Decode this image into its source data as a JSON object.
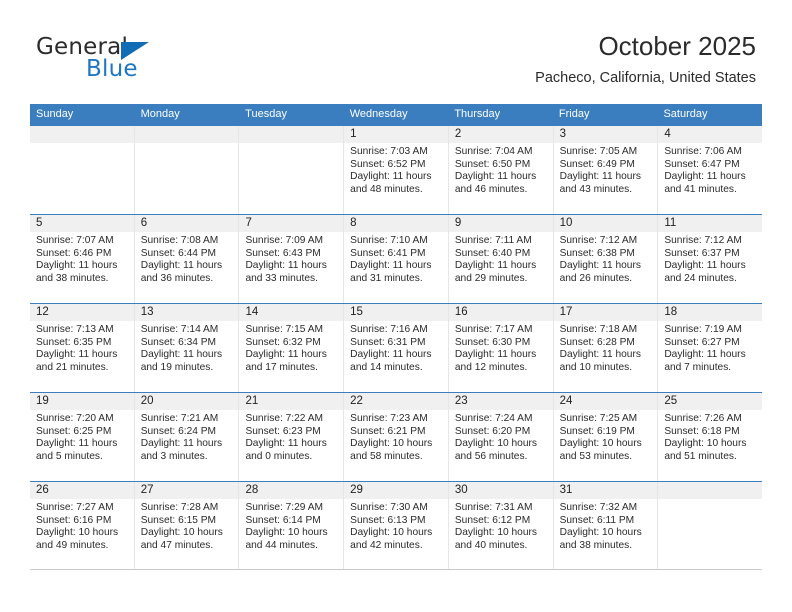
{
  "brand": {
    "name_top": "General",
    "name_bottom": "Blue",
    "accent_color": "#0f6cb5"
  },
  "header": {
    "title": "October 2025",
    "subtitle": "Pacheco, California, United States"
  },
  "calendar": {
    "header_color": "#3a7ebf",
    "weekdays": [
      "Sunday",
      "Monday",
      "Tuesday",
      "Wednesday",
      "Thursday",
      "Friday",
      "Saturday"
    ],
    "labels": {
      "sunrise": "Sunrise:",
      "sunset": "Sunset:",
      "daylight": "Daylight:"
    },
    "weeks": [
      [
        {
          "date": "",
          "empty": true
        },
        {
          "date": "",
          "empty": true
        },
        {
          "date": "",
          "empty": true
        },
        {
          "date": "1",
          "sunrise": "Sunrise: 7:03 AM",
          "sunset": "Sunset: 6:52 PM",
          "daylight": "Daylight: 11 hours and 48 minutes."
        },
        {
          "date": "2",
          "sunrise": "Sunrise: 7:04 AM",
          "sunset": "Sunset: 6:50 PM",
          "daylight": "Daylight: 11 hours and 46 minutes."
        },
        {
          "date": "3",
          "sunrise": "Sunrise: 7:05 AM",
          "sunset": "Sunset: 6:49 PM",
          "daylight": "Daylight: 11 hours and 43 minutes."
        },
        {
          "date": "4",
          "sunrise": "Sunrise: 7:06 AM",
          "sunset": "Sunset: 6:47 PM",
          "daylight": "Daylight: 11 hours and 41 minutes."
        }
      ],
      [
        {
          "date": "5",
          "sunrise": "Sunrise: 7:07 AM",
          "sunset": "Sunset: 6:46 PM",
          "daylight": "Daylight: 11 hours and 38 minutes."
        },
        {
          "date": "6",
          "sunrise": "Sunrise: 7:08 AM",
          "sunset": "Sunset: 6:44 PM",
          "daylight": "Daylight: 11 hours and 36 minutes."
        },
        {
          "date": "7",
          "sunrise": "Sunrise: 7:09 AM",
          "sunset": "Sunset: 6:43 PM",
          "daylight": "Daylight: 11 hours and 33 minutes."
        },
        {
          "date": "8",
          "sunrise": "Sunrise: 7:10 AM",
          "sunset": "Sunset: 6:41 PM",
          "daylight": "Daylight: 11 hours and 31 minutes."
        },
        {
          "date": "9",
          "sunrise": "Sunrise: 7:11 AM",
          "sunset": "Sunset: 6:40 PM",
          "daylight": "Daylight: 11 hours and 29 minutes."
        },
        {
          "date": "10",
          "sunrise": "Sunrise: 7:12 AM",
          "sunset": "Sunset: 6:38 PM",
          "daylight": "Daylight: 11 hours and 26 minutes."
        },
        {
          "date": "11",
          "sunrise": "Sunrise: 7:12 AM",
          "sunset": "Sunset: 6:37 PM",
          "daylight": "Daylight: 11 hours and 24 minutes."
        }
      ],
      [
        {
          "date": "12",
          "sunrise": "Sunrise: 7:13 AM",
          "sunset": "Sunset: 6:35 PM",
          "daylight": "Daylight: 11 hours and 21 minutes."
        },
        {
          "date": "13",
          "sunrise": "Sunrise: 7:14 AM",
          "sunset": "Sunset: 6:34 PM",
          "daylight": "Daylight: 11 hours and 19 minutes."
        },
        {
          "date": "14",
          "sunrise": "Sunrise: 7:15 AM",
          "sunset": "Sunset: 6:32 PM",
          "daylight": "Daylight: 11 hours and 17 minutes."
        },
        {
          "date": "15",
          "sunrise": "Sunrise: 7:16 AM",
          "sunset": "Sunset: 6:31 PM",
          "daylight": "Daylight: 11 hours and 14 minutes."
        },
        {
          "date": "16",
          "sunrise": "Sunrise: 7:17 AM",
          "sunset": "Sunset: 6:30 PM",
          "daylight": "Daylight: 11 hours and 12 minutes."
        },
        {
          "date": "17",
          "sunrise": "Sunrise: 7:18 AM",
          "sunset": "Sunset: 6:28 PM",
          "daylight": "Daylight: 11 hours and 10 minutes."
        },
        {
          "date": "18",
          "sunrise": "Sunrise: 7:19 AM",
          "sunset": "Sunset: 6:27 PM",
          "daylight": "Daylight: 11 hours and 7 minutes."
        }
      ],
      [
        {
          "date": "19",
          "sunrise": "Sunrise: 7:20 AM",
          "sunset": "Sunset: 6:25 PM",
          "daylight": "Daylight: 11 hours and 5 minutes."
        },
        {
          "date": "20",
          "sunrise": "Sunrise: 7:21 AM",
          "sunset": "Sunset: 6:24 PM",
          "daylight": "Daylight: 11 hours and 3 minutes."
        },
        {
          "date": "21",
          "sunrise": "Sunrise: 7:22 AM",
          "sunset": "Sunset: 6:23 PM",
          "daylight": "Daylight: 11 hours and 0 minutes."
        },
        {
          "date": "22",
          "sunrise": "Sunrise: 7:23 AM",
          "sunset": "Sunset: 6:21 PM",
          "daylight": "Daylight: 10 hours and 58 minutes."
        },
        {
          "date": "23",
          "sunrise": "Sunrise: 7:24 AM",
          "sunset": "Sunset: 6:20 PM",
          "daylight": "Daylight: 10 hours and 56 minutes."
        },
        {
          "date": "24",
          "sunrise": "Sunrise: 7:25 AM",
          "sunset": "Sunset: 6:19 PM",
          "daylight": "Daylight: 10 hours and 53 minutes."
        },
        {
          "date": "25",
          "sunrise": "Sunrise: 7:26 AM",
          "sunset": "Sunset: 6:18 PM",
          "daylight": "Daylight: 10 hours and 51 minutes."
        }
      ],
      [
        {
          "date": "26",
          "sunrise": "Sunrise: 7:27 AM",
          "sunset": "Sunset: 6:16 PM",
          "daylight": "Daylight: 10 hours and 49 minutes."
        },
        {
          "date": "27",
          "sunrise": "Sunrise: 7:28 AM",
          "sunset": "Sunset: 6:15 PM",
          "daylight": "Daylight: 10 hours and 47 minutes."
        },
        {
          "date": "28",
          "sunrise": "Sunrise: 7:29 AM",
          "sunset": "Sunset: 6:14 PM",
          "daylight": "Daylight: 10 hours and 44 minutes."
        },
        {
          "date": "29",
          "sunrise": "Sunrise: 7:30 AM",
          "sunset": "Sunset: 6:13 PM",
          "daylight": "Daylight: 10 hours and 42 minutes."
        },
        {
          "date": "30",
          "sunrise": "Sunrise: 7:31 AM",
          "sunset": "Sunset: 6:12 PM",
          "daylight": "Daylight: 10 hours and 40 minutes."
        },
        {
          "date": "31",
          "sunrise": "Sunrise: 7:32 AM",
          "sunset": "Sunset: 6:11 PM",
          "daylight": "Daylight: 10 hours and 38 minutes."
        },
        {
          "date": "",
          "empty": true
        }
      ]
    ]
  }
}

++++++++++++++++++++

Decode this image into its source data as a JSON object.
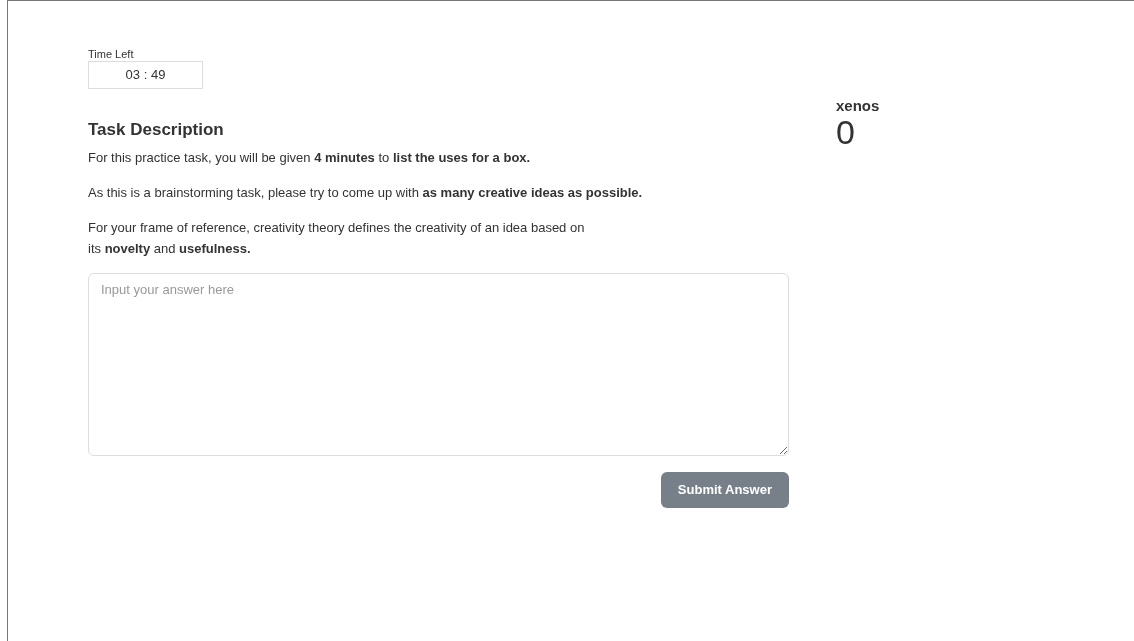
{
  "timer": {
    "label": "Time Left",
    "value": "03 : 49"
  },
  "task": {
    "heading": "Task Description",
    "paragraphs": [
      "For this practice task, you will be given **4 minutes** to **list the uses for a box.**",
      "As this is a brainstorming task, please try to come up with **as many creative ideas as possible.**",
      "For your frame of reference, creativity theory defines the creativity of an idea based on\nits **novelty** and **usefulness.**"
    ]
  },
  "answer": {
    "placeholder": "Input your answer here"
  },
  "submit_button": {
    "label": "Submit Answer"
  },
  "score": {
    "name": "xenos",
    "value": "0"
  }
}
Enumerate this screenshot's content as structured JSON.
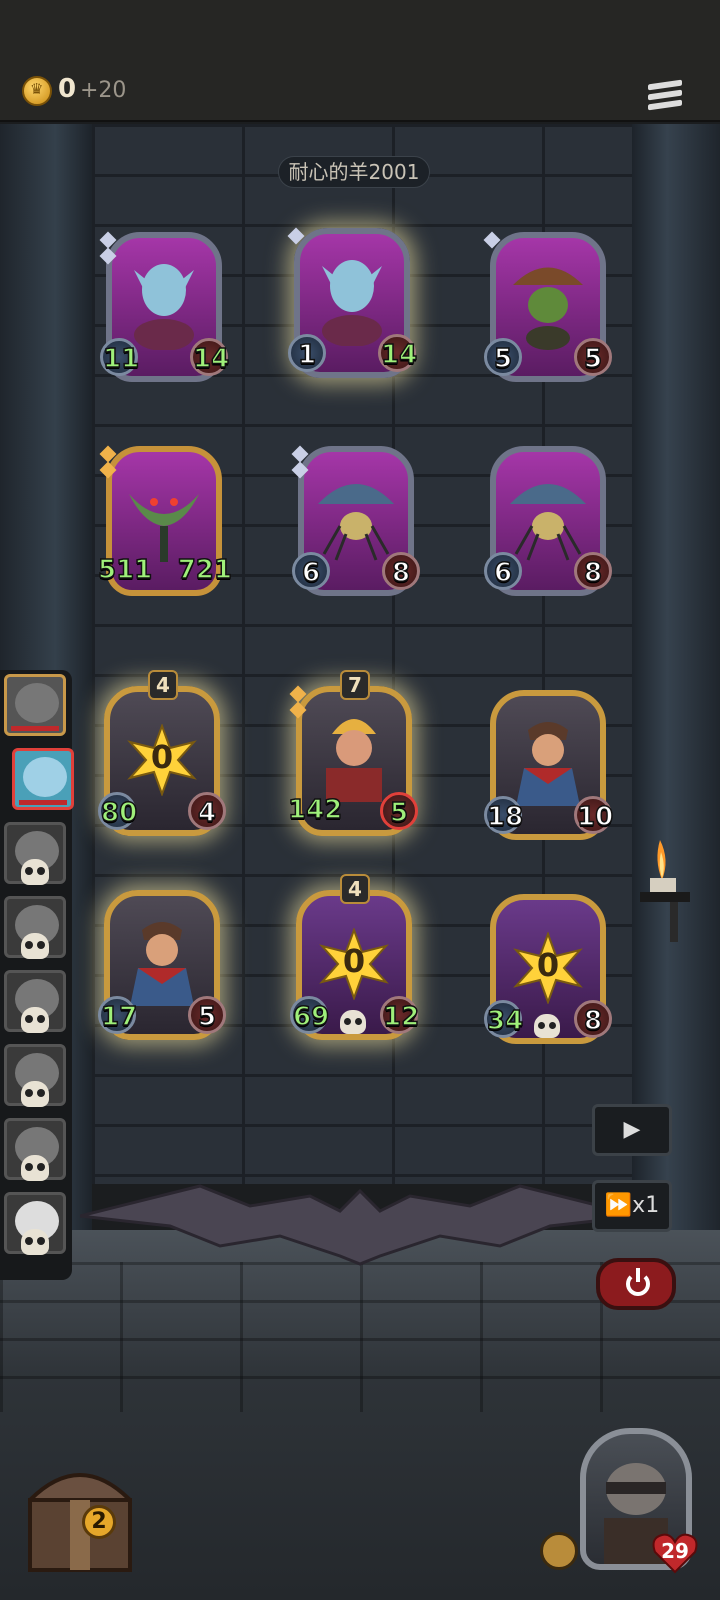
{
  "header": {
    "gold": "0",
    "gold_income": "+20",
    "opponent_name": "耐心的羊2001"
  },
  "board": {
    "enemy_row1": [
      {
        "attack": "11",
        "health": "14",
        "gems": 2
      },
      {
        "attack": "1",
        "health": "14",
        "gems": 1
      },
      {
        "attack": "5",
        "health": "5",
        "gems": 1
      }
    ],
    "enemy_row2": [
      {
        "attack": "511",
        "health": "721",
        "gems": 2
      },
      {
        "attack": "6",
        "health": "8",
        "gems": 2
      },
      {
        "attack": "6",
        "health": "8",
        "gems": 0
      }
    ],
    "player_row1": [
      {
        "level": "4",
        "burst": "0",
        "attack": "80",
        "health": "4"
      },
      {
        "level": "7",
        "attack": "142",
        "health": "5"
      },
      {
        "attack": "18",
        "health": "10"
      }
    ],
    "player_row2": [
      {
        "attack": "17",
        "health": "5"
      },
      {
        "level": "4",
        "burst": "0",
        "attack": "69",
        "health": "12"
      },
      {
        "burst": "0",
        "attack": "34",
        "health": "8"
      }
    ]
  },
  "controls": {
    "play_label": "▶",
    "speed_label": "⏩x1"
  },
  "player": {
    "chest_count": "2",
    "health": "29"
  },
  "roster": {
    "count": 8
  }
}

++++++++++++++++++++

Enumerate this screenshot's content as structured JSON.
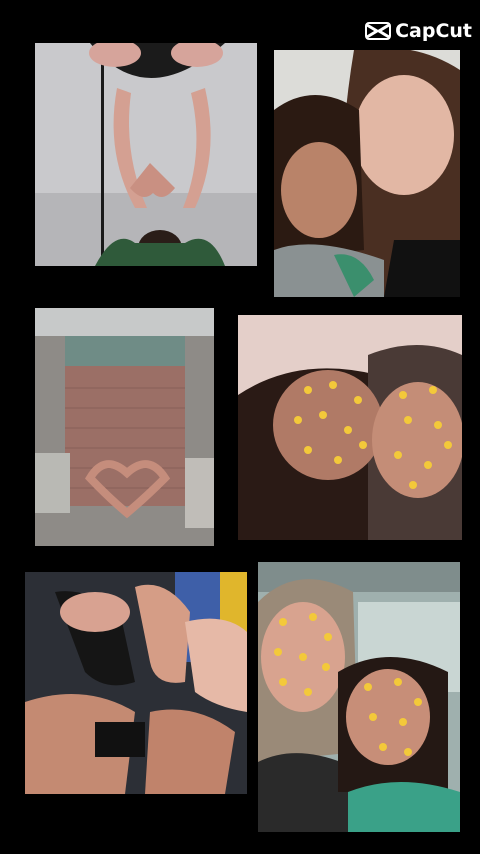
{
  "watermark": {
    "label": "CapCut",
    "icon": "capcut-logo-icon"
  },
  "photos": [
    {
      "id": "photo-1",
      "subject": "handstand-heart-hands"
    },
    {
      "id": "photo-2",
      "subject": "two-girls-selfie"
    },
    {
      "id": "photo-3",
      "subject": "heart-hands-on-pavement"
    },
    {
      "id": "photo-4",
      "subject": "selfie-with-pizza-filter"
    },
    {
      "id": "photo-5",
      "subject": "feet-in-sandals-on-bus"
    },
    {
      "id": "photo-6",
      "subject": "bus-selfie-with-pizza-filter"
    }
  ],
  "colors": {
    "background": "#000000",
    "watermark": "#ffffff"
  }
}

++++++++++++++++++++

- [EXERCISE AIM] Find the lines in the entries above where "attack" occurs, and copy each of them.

- [EXPECTED ANSWER]
        "attack": "11",
        "attack": "1",
        "attack": "5",
        "attack": "511",
        "attack": "6",
        "attack": "6",
        "attack": "80",
        "attack": "142",
        "attack": "18",
        "attack": "17",
        "attack": "69",
        "attack": "34",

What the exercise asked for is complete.